The SRA’s new rules offer in-house legal teams, and anyone wanting to compete with Big Law, a radical opportunity to develop new and disruptive business models.

Despite fierce opposition from the Law Society and others, the SRA’s plans to shake up the legal services sector have at last been approved by the Legal Services Board on 6 November 2018.

One part of these plans involves a new Code of Conduct for solicitors, and a new approach to regulating solicitors’ firms.

The revolutionary part concerns unregulated firms. Until now, a solicitor could only practise in-house, or in private practice from a fully regulated law firm. The SRA is doing away with this restriction. When the new rules come into force next year, a solicitor with a practising certificate will be able to provide legal advice (but not reserved legal activities such as litigation or conveyancing) to members of the public without the need for his or her employer to be regulated, and without the need for expensive SRA-mandated professional indemnity insurance.

It seems likely that the main beneficiaries of this rule change will be in-house lawyers, associations and affiliate groups, and anyone looking to compete with Big Law. High Street practitioners may be less affected.

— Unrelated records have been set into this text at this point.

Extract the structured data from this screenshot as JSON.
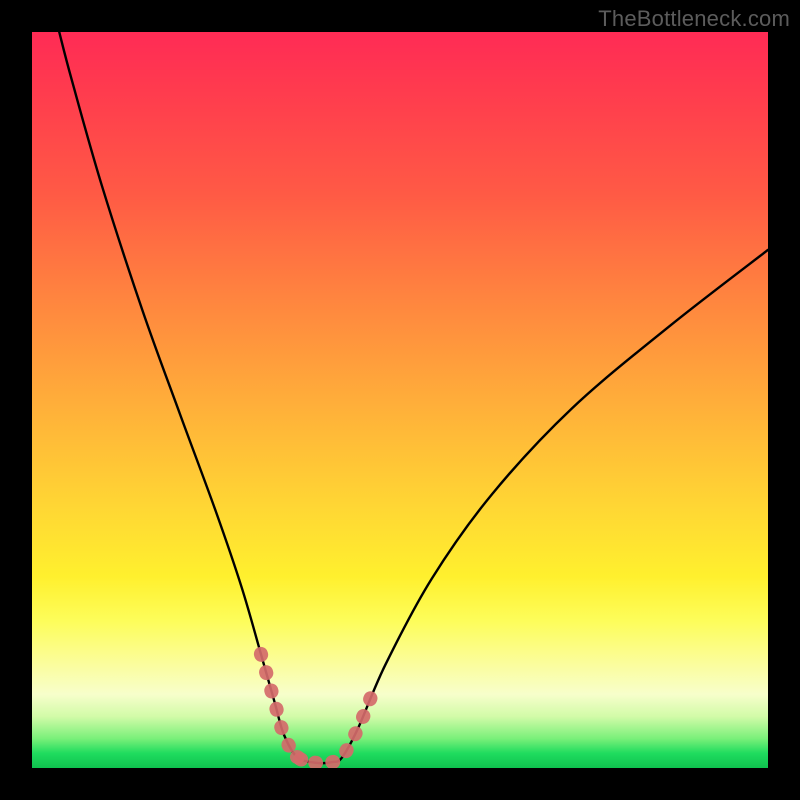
{
  "watermark": {
    "text": "TheBottleneck.com"
  },
  "colors": {
    "background": "#000000",
    "curve_stroke": "#000000",
    "highlight_stroke": "#d46a6a"
  },
  "chart_data": {
    "type": "line",
    "title": "",
    "xlabel": "",
    "ylabel": "",
    "xlim": [
      0,
      100
    ],
    "ylim": [
      0,
      100
    ],
    "grid": false,
    "legend": false,
    "note": "No axis ticks or numeric labels are rendered; values are estimated from pixel positions within the 736x736 plot area, origin at bottom-left.",
    "series": [
      {
        "name": "curve",
        "x": [
          3.7,
          5.4,
          9.5,
          15.0,
          20.1,
          25.0,
          28.5,
          31.1,
          33.0,
          34.2,
          36.0,
          38.6,
          40.8,
          42.1,
          44.3,
          48.0,
          54.3,
          62.5,
          73.4,
          86.7,
          100.0
        ],
        "y": [
          100.0,
          93.5,
          79.1,
          62.2,
          48.1,
          34.8,
          24.5,
          15.5,
          8.8,
          4.6,
          1.5,
          0.7,
          0.8,
          1.4,
          5.4,
          14.0,
          25.7,
          37.2,
          48.9,
          60.1,
          70.4
        ]
      }
    ],
    "highlight_segments": [
      {
        "name": "left-marker",
        "x": [
          31.1,
          33.0,
          34.2,
          36.0,
          38.6
        ],
        "y": [
          15.5,
          8.8,
          4.6,
          1.5,
          0.7
        ]
      },
      {
        "name": "bottom-marker",
        "x": [
          36.0,
          38.6,
          40.8
        ],
        "y": [
          1.5,
          0.7,
          0.8
        ]
      },
      {
        "name": "right-marker",
        "x": [
          40.8,
          42.1,
          44.3,
          46.2
        ],
        "y": [
          0.8,
          1.4,
          5.4,
          10.0
        ]
      }
    ]
  }
}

In-house legal teams are currently highly restricted in their ability to provide legal advice to anyone other than their employer. When the new rules come into force an in-house legal team can offer their specialist knowledge to a wider range of group companies and other non-competing businesses. A cost centre could become a profit centre!

Networks of businesses and members’ associations are also expected to benefit. They can set up unregulated businesses to provide legal advice to their members without worrying about the burdens of full SRA regulation.

We also expect to see a spate of lawyers leaving fully-regulated, mainstream law firms with a view to setting up small, unregulated boutique firms selling legal advice to large corporates. These breakaway businesses will enjoy all the costs advantages of lower regulation and insurance premiums.

Of course, there are a few catches. Unregulated firms won’t be able to offer conveyancing or litigation in the courts (or other reserved legal activities such as probate work). Prospective clients will need to be told that the regulatory protections for unregulated firms are rather less (no SRA Compensation Fund, no SRA Minimum Terms insurance cover…). And it’s still not clear how the operating environment for this new kind of ‘law firm’ will work as regards privilege, conflicts and confidentiality, and regulatory oversight.

Despite these uncertainties, our view is these changes represent an opportunity for radical transformation of the legal services sector in England & Wales.